He had very real feelings of embarrassment and fear toward his father because his dad put so much pressure on him to be the best swim team member, and his dad was a surgeon and he really wanted Ross to follow in his footsteps, so there’s a lot of that and a lot of unspoken feelings that Ross is definitely feeling about his father. And it’s sad because he won’t ever get the closure that he wants. He can’t talk to his dad, he can’t have that conversation.

Ross and Matteo are very sweet. Will we be seeing more of them?
EK: Not as much as I wanted you to see. You do see him in a few really important moments to Ross, but you don’t get to see as much of the Ross and Matteo and Jenny hanging out and eating pizza kind of stuff. That scene was super cute and I really wanted to see more of that. But we do get a lot more plot development with Matteo and Ross, in terms of things happening to Ross, and Matteo is there helping him understand and cope with it.

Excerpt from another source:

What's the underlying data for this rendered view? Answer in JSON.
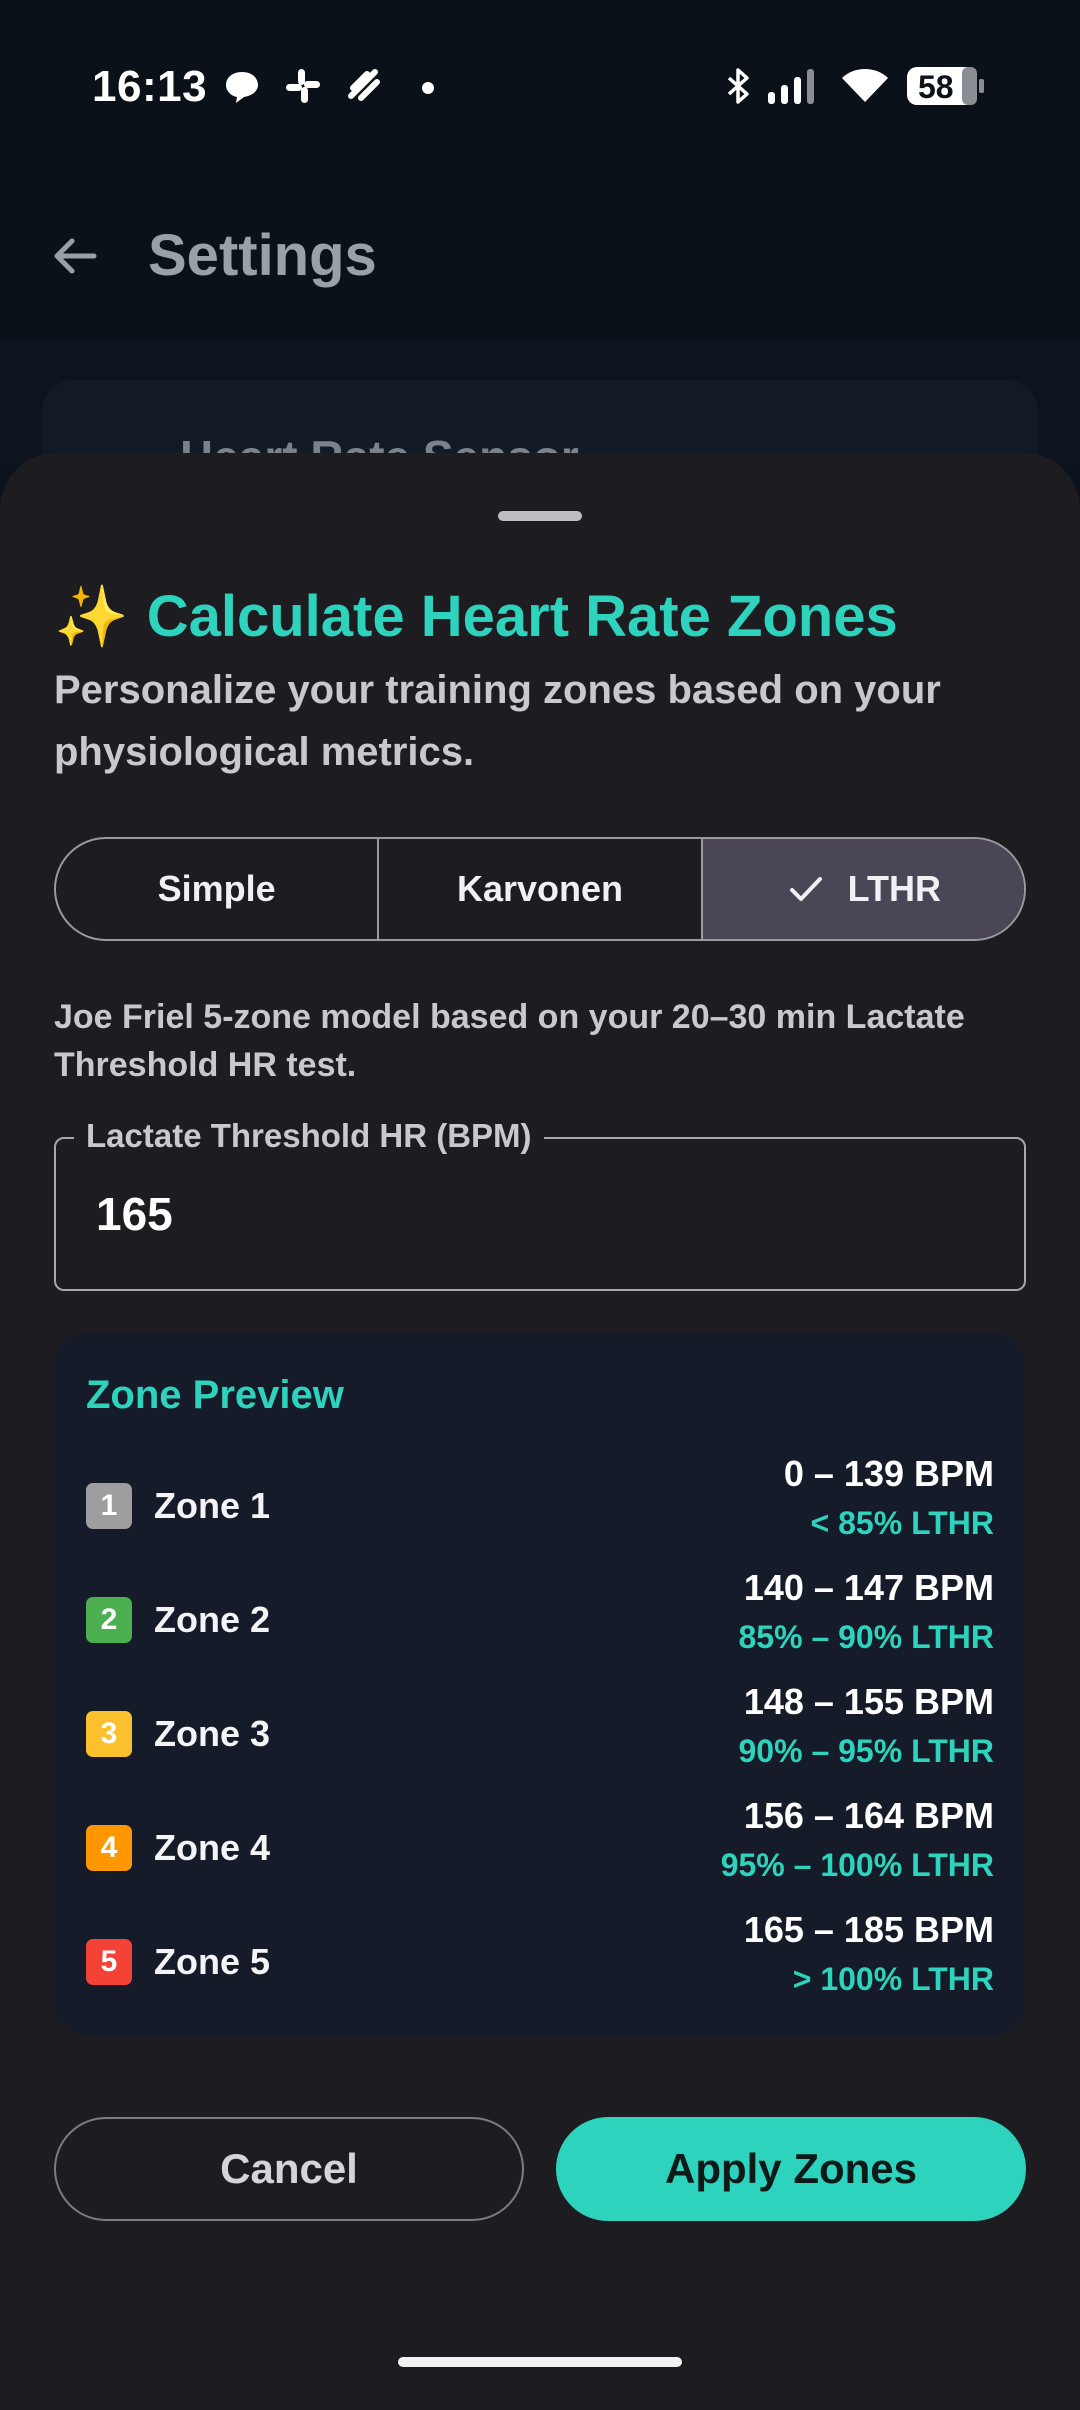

Do you have a favourite episode or moment from Season 1?
EK: Honestly, the end of Episode 2 was probably the scene I was looking forward to the most, and then there’s another one in Episode 5 when we have Thanksgiving. Overall, I’m excited for people to see the relationship between Ross and Jenny grow and a lot more scenes with Nicholas Campbell, because he is a great grandfather and he is loads of fun to work with. He comes back in Episode 5, so you do get a lot more of him. I find that our scenes are so electric, and we have so much fun on camera together.

Coroner airs Mondays at 9 p.m. on CBC and CBC Gem.

Images courtesy of CBC.

A.R. Wilson

A.R. Wilson

A.R. Wilson has been interviewing actors, writers and musicians for over 20 years. In addition to TV-Eh, her work has appeared in Curve, ROCKRGRL, Sound On Sight and Digital Journal. A native of Detroit, she grew up watching Mr. Dressup and The Friendly Giant on CBC, which led to a lifelong love of Canadian television. Her perpetual New Year's resolution is to become fluent in French.
A.R. Wilson
Facebooktwittergoogle_plusredditlinkedinmail

Leave a Reply

Your email address will not be published. Required fields are marked *

This site uses Akismet to reduce spam. Learn how your comment data is processed.